When we are growing up, we often hear that sugar causes cavities. But it is not the candy alone that causes cavities. Let’s look at how cavities are made and why dental hygiene is so important.

Biofilm

Firstly, we want to talk about biofilm. What is biofilm? Biofilm is a complex microorganism community that contains bacteria and fungi. The microorganisms make and secrete a protective material that attaches the biofilm firmly to a living or non-living surface. Biofilm is alive and has a complex social structure that scientists and engineers are still trying to unravel. Everyone has biofilm in their mouth which develops into dental plaque.

Plaque

When you eat, bacteria in your mouth feeds on the starches and sugars in the food. This creates acid.  The acids then combine with bacteria, food particles and saliva to form plaque on your teeth. Plaque is a sticky film that covers the teeth. The acids in plaque remove minerals in your tooth’s hard, outer enamel. This causes tiny openings or holes in the enamel and is how a cavity starts

Tartar

If plaque is not removed regularly and completely, minerals in your saliva combine with plaque to form crystals that harden into tartar. Tartar also harbors bacteria. Additionally, it creates a protective shield for bacteria and causes irritation along the gum line. This can lead to gum disease. Tartar cannot be removed with regular brushing. You need professional dental cleaning to remove tartar.

The Four Routines

This year the awareness month is focusing on four routines that will help you and your loved ones have healthy smiles.

Brush

The ADA recommends brushing your teeth twice a day, for two minutes, with a soft-bristled brush. The size and shape of the brush should fit the mouth allowing you to reach all areas easily.

Floss

Flossing is not a step to skip on. It helps get rid of food particles and lowers biofilm below the gum line and in between the teeth that a tooth brush can’t get to.

Rinse

Rinsing can help wash out bacteria that brushing and flossing cannot. Along with brushing and flossing, rinsing may help reduce the chance of dental decay and infection.

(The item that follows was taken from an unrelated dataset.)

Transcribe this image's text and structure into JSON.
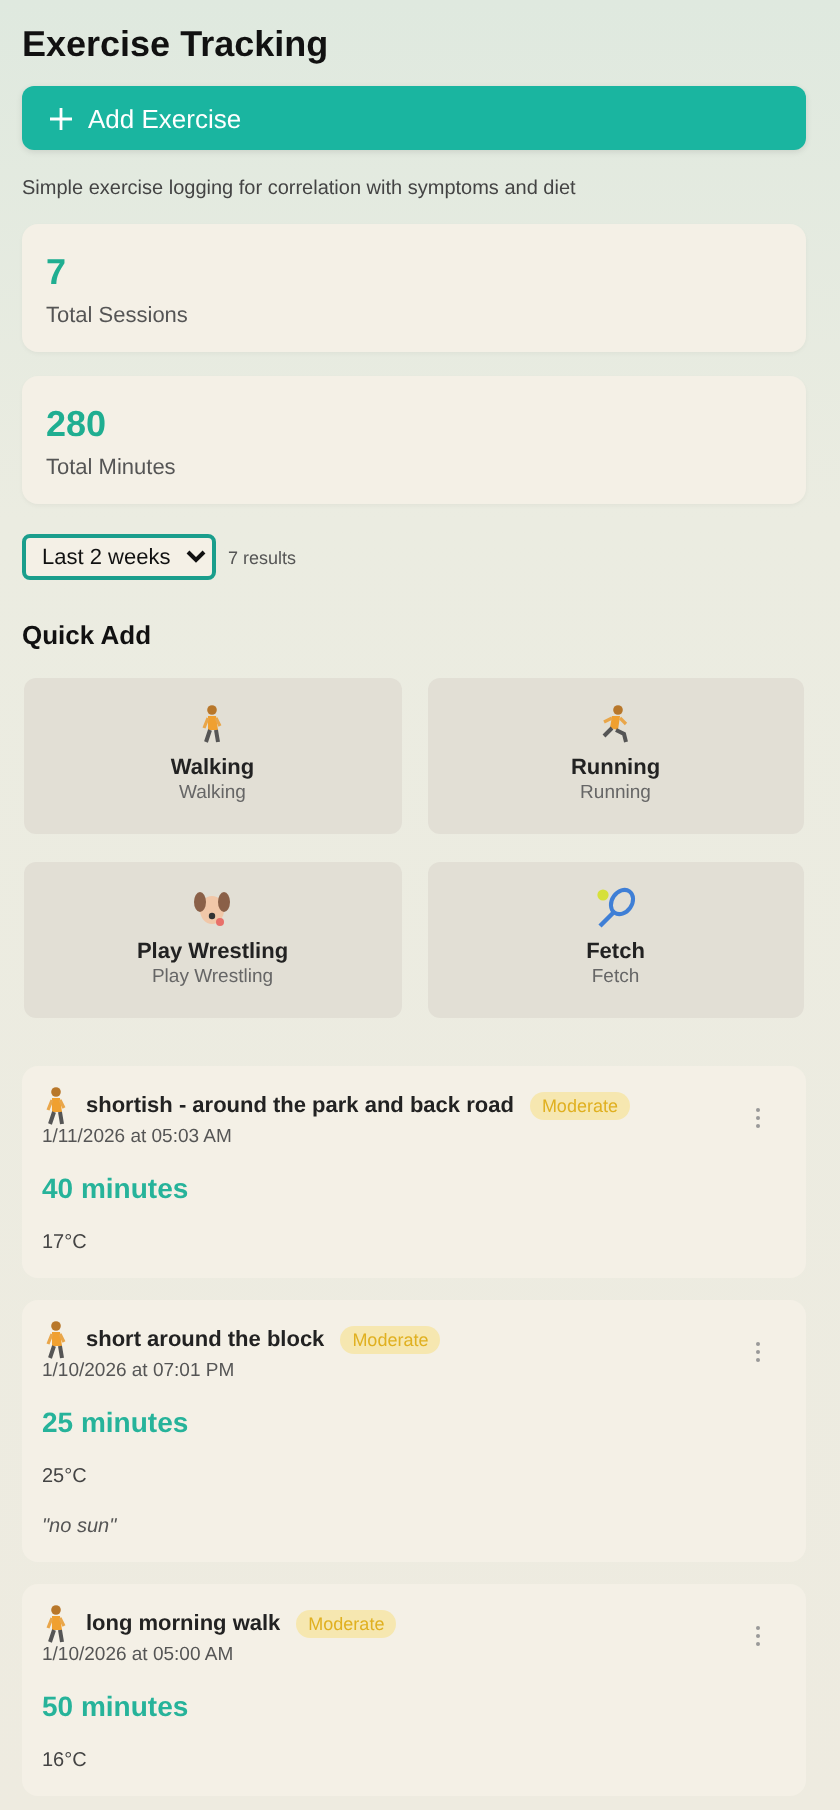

Chew

Finally, clinical studies have shown that chewing sugarless gum for 20 minutes following meals can help prevent tooth decay. The chewing of sugarless gum increases the flow of saliva which helps wash away food. Also, according to ADA org, it neutralizes acids produced by bacteria in the mouth and provides disease-fighting substances throughout the mouth. If you prefer gum without any chemicals, Prevention provides a list 8 gums that are not loaded with chemicals and some are sugar free.

Also, since this is the month of October, we want to wish you a Happy Halloween. This is a great time to educate kids about oral hygiene. They can learn that they can enjoy their candy without getting cavities. And you can make it fun. For example, kids love games. Create Halloween games and prizes for every time they do the 4 routines. For example, you can play Halloween tunes while they brush their teeth. Make a “Halloween” board and they can put up Halloween stickers every time they do one of the routines. Be as creative as you want!

If you have any questions or would like to schedule a visit please do not hesitate to contact us.

Best regards,

Tyler M. Christensen, DDS